::: SUPPLIED MATERIAL :::

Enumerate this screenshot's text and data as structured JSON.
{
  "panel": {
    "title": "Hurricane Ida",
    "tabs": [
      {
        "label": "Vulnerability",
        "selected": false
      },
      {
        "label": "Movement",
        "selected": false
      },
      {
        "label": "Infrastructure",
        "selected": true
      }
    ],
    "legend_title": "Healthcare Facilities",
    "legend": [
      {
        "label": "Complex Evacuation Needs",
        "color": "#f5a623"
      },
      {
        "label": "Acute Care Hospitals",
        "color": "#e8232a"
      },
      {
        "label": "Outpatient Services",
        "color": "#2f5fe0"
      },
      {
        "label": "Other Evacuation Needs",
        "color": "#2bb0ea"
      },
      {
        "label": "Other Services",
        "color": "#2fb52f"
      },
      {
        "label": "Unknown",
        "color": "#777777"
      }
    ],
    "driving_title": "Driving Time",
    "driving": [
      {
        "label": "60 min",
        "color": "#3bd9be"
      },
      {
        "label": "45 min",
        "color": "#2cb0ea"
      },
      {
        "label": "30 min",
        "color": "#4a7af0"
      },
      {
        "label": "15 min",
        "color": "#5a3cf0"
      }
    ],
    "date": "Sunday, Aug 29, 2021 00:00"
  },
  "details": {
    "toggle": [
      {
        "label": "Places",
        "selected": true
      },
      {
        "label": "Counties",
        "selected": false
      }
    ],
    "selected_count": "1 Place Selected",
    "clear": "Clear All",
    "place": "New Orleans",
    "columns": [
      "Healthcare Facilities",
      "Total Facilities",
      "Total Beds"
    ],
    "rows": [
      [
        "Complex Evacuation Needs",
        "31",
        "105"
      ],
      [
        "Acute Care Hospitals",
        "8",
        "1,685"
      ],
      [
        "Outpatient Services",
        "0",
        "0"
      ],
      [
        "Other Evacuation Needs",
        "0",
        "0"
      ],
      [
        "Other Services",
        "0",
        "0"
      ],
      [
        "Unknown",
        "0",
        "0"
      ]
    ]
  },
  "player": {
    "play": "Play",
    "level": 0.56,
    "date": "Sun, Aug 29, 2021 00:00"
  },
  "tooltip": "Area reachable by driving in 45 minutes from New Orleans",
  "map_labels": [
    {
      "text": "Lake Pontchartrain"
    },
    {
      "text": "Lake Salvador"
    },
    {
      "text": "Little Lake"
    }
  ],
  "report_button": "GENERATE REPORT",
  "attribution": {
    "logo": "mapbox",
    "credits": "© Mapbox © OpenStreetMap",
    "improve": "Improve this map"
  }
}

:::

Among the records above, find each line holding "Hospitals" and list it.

        "label": "Acute Care Hospitals",
        "Acute Care Hospitals",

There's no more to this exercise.